“But she’s very slow and dull-witted, and her eyes are cast downward to symbolize this slowness of wit. So they usually get away.”

Her lips are pursed to make the “huuu-huuu” sounds that are characteristic of her. The sound is like the wind blowing, and when children hear that they will clutch at their parents’ legs so that they don’t get carried away by Tsonokwa,”

“But if you can find her house, you would come away with untold riches. For them, that consisted of furs, walrus ivory, dried fish, dried meats, and especially copper. Copper to them was like gold is to us.”

The well-stocked house of Tsonokwa means that she is a symbol of wealth. So when a chief dispenses his inheritance to his successor, she appears in a male form and presides over the ceremony. The figure representing the male form, Geekumal, wears a mask with a beard and mustache.

Retold by Anthony H. Taylor, a retired art teacher who spent a lifetime building his great ethnographic collection, and then upon passing donated it to  the University of Utah.
…and who taught me everything I know about art.

SkADaMo 2014 and HoHoDooDa 2014

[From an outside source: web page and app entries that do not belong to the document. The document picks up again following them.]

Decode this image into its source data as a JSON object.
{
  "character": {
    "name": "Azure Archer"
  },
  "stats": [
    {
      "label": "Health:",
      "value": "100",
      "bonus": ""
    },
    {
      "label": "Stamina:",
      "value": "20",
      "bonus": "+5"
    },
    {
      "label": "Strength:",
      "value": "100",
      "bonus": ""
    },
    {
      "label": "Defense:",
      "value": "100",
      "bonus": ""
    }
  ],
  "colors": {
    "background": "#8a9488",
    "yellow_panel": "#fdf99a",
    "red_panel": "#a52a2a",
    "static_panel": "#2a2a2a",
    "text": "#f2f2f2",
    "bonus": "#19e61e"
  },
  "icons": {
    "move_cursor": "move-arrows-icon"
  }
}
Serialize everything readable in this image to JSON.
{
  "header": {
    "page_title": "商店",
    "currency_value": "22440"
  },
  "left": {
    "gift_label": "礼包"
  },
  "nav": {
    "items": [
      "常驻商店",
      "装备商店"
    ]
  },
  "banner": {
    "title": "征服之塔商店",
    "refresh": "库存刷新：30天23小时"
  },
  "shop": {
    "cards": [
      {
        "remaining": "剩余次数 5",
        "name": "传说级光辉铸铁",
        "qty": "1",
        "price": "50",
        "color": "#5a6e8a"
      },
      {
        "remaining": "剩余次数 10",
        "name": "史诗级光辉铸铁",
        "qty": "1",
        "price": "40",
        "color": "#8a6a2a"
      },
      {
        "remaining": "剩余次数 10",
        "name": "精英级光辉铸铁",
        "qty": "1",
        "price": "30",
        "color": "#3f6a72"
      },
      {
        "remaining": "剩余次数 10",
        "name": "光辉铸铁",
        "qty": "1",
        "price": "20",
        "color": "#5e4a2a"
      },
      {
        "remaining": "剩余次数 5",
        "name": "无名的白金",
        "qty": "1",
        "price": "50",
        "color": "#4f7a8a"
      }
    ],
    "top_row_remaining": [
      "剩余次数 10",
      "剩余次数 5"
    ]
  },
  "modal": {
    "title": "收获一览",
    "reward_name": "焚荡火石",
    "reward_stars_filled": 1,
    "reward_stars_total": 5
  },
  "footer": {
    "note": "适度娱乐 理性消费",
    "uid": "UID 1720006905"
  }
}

Oh, it was beautiful. I could hardly wait to try it out.
Can I try it out, Ma? Can I?
Sure.
Okay.
But outside.
shotmyeye out
Okay, Black Bart, now you get yours.
Oh, my God! I shot my eye out!
You’ll shoot your eye out, kid.
You’ll shoot your eye out, you’ll shoot your eye out!
Ralphie, you be careful out there. Don’t shoot your eye out!
She hadn’t seen! She didn’t know!
My eye’s all right. The BB must’ve hit my glasses.
My glasses! Oh, no!